School Board Seeks Clarification On Ownership, Usage Of ‘City Lights’ Funds
By Brandon Reed
The Commerce Board of Education is trying to figure out how to handle the money raised by the City Lights Festival.
According to finance director Ann Stokey, proceeds from the City Lights Festival were given to the school system in the past for safe keeping, with the intention being to use the funds to help build a fine arts facility.
The problem, she says, is there are no documents that can be found that indicate what the money is for, or who the money belongs to.
The money actually came from two sources. Proceeds from the City Lights Festival up until last year when it became the City Lights Downtown Festival went toward the construction of a Bill Anderson Center for the Performing Arts, named after the country music legend whose star-studded concerts were the centerpiece of the festival. The organizing group was an unofficial entity, and Anderson and the committee are not connected to the current City Lights Downtown Festival. But the Commerce City Council also voted to give to the fund the (approximately) $215,000 insurance repayment of money stolen by former (and late) police chief George Grimes. At the end of May, the account held just under $470,000.
The board directed Superintendent Dr. James E. “Mac” McCoy to contact the city of Commerce, asking for a letter stating what the funds were for and how they can be used.
Stokey said another possibility is that the school system could return the money to the city, and let the city decide what to do with the funds. The options would include returning the money to the school system to assist in the planned high school auditorium, or possibly the city building a stand-alone facility.
Stokey said the state’s auditors have questioned why the money is on the board’s books.
Also on Monday night, McCoy updated the board on the construction of the “practice gym” for the high school. The facility is planned for construction next to the football field, and will be utilized for a concession stand, restroom and locker room facilities. It would also serve as the interim gym during the construction of the new high school.
“We’ve met with band boosters, athletic directors and administrators, and everyone is in agreement that if we can get it as close to the field as possible, that would be the best thing to do,” McCoy said.
McCoy said he would meet with the engineers with Robertson Loia Roof to discuss the site plan.
In other business:
•The board approved a spending resolution to allow the system to move into the next fiscal year. A line item budget has been prepared, but McCoy said the system is waiting on the tax digest from the county.
•McCoy told the board that the SPLOST deposits for May totaled $118,068, with an overall total of $1.5 million.
“We have enough in our SPLOST account to pay for the first five payments of our bond referendum,” McCoy said. “That takes care of almost two and a half years, so far.”

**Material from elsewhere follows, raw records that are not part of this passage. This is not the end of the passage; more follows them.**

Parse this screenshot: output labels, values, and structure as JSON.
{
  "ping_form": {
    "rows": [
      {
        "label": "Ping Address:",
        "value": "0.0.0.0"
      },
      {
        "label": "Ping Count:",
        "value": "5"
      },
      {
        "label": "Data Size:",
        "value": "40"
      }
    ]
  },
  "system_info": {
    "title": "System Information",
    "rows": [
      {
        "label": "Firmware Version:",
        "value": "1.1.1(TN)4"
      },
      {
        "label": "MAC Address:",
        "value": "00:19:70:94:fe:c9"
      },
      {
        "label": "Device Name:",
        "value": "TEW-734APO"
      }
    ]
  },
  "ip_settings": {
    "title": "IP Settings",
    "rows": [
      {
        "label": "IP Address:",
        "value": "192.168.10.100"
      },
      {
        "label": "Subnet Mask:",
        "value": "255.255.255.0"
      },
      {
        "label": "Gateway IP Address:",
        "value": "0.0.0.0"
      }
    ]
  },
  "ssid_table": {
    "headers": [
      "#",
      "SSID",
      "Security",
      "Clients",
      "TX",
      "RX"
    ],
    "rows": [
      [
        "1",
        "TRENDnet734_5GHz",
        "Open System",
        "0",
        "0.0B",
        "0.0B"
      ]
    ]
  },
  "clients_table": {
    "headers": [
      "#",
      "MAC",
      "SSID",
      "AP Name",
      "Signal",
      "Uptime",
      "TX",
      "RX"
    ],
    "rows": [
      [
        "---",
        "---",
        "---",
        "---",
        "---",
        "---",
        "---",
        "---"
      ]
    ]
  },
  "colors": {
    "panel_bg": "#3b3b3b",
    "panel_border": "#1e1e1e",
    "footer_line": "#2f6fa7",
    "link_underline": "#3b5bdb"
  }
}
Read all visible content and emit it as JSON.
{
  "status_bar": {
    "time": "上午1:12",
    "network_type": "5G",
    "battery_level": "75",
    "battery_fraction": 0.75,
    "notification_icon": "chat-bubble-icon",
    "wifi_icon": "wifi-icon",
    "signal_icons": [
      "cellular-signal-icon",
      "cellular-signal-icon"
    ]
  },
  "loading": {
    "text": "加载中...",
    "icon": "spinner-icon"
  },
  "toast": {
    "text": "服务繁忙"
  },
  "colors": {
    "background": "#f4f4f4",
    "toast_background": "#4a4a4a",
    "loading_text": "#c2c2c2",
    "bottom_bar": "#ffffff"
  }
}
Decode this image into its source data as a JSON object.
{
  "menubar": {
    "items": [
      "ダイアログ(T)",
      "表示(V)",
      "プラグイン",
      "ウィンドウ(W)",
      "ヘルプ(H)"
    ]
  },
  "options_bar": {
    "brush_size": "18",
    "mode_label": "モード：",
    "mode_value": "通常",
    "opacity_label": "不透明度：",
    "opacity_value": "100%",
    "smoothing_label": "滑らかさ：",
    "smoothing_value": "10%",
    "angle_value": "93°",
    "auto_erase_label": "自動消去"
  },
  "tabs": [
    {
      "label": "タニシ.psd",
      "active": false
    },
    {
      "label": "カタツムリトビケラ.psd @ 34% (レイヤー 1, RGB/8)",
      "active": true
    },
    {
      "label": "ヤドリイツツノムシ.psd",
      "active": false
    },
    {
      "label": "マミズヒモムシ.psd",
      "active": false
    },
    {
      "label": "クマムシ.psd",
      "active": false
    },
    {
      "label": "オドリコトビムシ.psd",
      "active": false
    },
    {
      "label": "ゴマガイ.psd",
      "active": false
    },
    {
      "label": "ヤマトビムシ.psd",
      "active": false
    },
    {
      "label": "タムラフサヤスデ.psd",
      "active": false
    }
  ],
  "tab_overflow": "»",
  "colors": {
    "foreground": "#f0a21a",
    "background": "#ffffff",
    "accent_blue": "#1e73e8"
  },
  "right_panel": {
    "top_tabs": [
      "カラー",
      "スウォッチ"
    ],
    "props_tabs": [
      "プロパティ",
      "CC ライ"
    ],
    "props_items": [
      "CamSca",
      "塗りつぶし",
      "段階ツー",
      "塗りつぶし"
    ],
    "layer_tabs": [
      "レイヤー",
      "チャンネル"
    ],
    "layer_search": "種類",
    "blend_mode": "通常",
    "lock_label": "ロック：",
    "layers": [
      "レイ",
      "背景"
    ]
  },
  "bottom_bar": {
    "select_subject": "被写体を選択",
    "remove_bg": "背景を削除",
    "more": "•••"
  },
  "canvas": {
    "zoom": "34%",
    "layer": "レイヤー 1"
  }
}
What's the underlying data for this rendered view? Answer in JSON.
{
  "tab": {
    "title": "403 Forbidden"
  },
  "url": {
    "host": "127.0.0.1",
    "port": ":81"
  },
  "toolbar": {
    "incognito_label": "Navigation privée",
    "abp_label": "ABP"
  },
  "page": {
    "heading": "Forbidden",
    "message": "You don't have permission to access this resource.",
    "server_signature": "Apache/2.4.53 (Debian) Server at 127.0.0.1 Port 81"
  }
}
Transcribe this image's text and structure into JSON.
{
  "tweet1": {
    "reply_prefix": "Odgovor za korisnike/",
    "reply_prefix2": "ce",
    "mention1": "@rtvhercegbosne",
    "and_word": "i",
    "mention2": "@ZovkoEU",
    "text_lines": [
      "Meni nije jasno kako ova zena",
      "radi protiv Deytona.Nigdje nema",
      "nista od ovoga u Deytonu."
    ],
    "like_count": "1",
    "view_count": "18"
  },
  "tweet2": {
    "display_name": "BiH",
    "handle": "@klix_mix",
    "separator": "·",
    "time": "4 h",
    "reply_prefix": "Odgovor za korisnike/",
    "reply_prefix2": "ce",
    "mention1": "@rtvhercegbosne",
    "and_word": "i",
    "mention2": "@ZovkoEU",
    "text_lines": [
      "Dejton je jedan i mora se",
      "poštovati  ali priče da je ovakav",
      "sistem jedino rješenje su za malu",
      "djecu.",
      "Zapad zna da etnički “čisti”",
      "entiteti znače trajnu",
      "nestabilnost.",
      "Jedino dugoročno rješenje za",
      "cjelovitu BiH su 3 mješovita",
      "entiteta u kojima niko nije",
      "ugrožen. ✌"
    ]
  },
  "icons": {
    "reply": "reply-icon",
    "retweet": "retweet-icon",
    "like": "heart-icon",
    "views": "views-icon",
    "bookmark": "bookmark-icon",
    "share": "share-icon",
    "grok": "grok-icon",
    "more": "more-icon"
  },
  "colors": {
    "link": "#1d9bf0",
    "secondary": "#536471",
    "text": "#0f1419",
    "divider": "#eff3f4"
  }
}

•The board went into a closed meeting for just over one hour. After coming out of the closed meeting, the board voted to approve several new hires, including Trudy Smith a second grade teacher; Laura Anderson as a second grade teacher; and Kim McCarthy as a special education teacher for CMS. They also approved three resignations, including Myra Hill, Melissa Graham and Blake Rodenroth.
Also at Monday night’s meeting, the board held its annual evaluation of McCoy. Dr. Paul Sergent, chairman, said the evaluation was satisfactory, and that McCoy’s contract has been extended for another year.